|Lifetimes at your fingertips|
Is there anything more powerful than a photo? Songs and smells can take me back to a particular moment, even seeing an old movie will stir up times I'd forgotten. Returning to a place from my past evokes memories of good and bad times, good and bad people. But those kinds of memories I have to "see" in my head, having to guess at the color of the sky and the size of the bicycle. With a photo it's all right there. Still right there. Powerful stuff those pieces of vellum.
When asked what someone would take if their house caught fire, the number one answer is still "my pictures" or "the photo album". It's interesting to me that given this common response, almost no one keeps photos in safe deposit boxes. Apparently we want them safe and close by. Photos are very important to us.
Like many traits, keeping photo albums skipped a generation in my mother's family. I have my grandmother's albums, black paper with little glued corners holding each black-and-white photo, description written in white ink. One album is the "baby book" for my mother and her older brother Charles. My mother kept no albums, so the photos of her teen and adult years, along with my baby and youth years, are loose in boxes. I, like Grandmother, kept albums and scrapbooks from my teens through my youngest son's teens.
|Grandmother's "whole blooming family"|
|Mother on her first day of school|
Dad kept an album of his Navy and post-discharge years - more black paper with white writing, but took (or kept) almost no photos in the years following. Most of the ones I have of him are those I took myself.
|Navy buddies, WWII|
|Dad always loved working on engines|
My last purging project - the one I've put off until the last - is all the photos and albums. Both Bill (yes, of course he has them too!) and I did a first sorting last year, tossing duplicates and unidentified subjects, of the loose photos. When I first moved in with him a few years ago I made an album of all his boys' photos, so that made a good dent in his boxes and folders.
|Just part of the "project"|
Still, I hadn't gone through my albums with "a critical eye", and I knew it needed to be done. Because what I didn't do, in any of the albums, was label the photos. Not even with dates :-(. I also didn't use much discretion in the choice of photos to keep. If it came out of my camera, it went in the album. This made for very many pages of sometimes very similar (if not identical) photos of the same subject. It also meant that even if you can't actually see what I was photographing because it was so far away, it still made it in the album.
It was also my habit to order duplicate prints of every roll so I could send my parents photos of their grand kids. Naturally I didn't send them every one, meaning I had lots of duplicates left over. Rather than tossing them, I put them in the ever-growing "box of photos". Why? No clue.
My first plan was to have every photo scanned to disc and get rid of all the boxes and albums completely. Now that I'm actually doing it, I've changed my mind.
Although there is some fading and flaking in the very old albums, part of their amazing charm is the black paper and white ink. Yes, I could take photos of the album pages and save those to disc (which may be necessary eventually), but I'm not yet prepared to give up the "feel" of the real thing.
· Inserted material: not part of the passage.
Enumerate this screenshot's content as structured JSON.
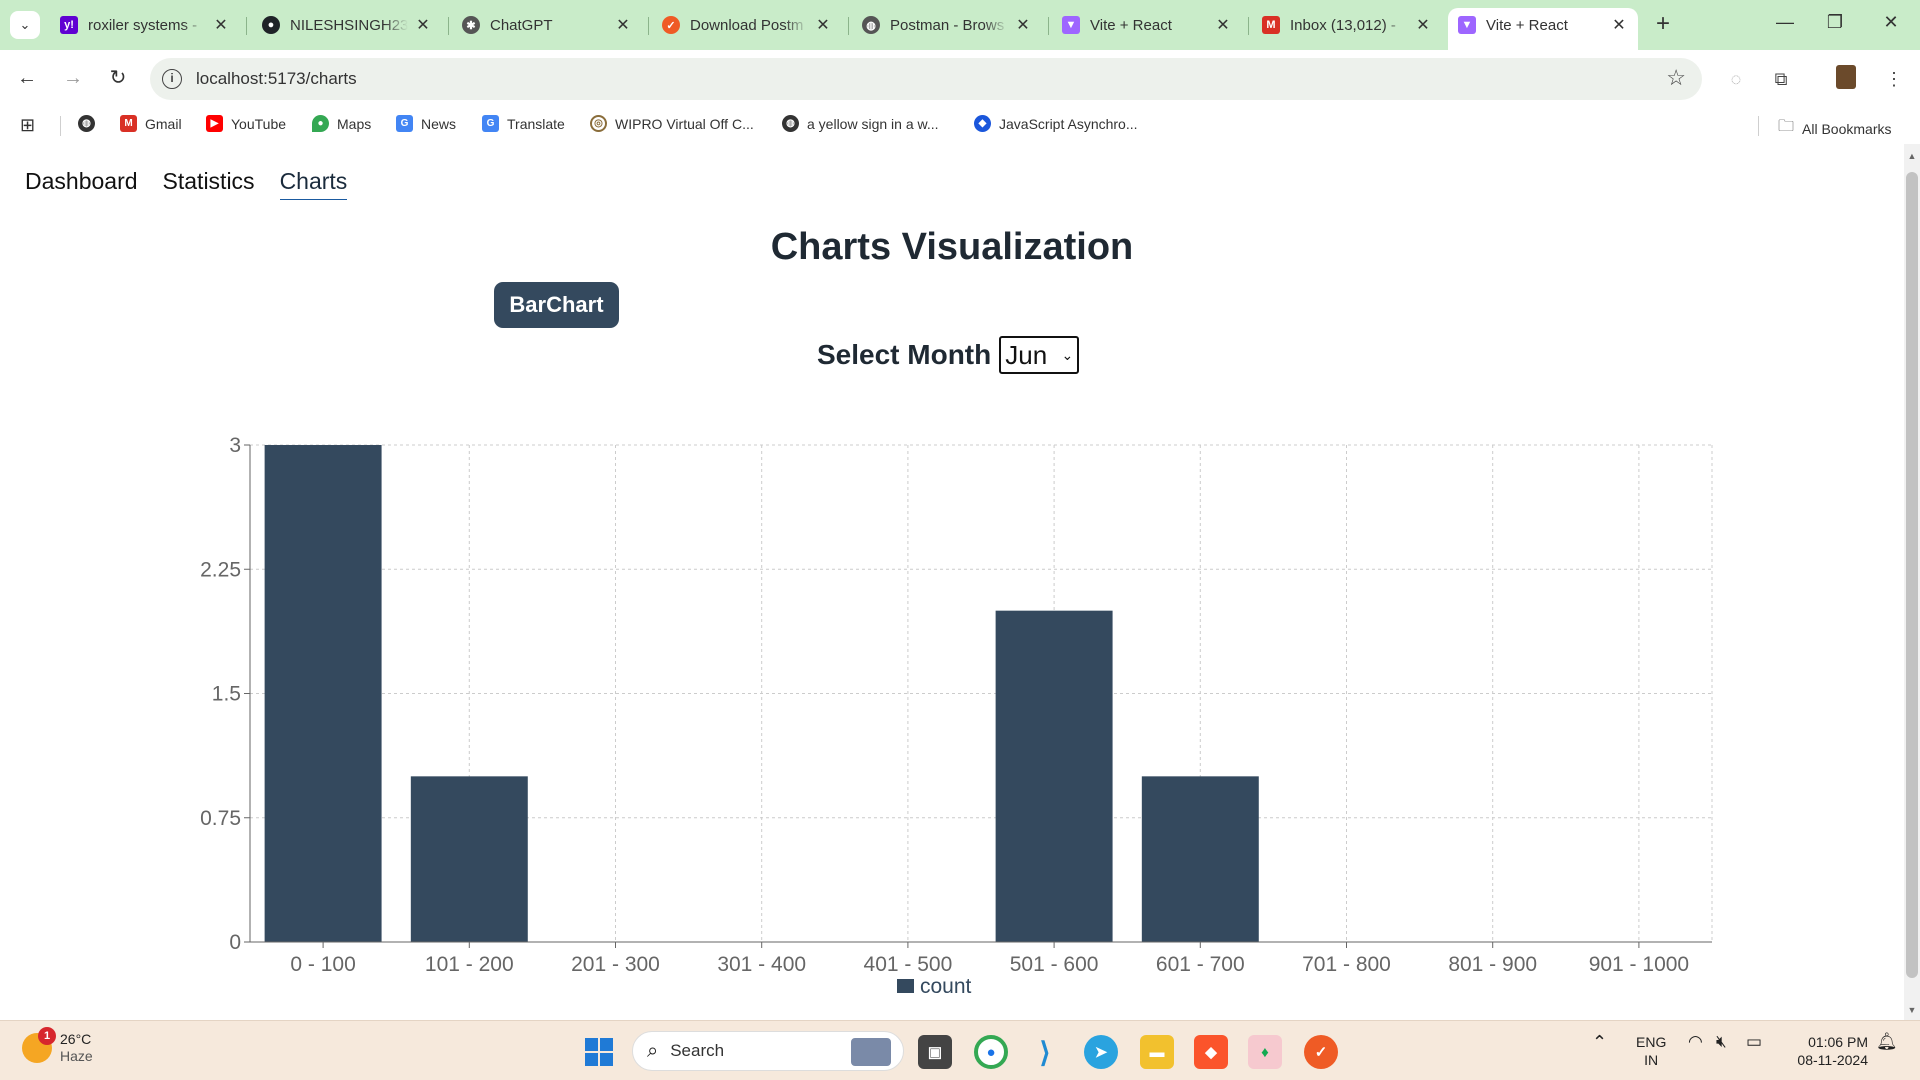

I'm taking steps to preserve each page, as well as the albums themselves, and will store them in a climate-controlled place for now.
After I go through and purge the more current albums, I'll condense them to fewer books and label each photo - and keep them in storage (where the boys can easily access them if they want).
The remaining loose photos will be scanned to disc where I can sort and label them as an on-going project either this Spring or after we get on the road.
|Plenty to put on disc|
|One of four identical pages|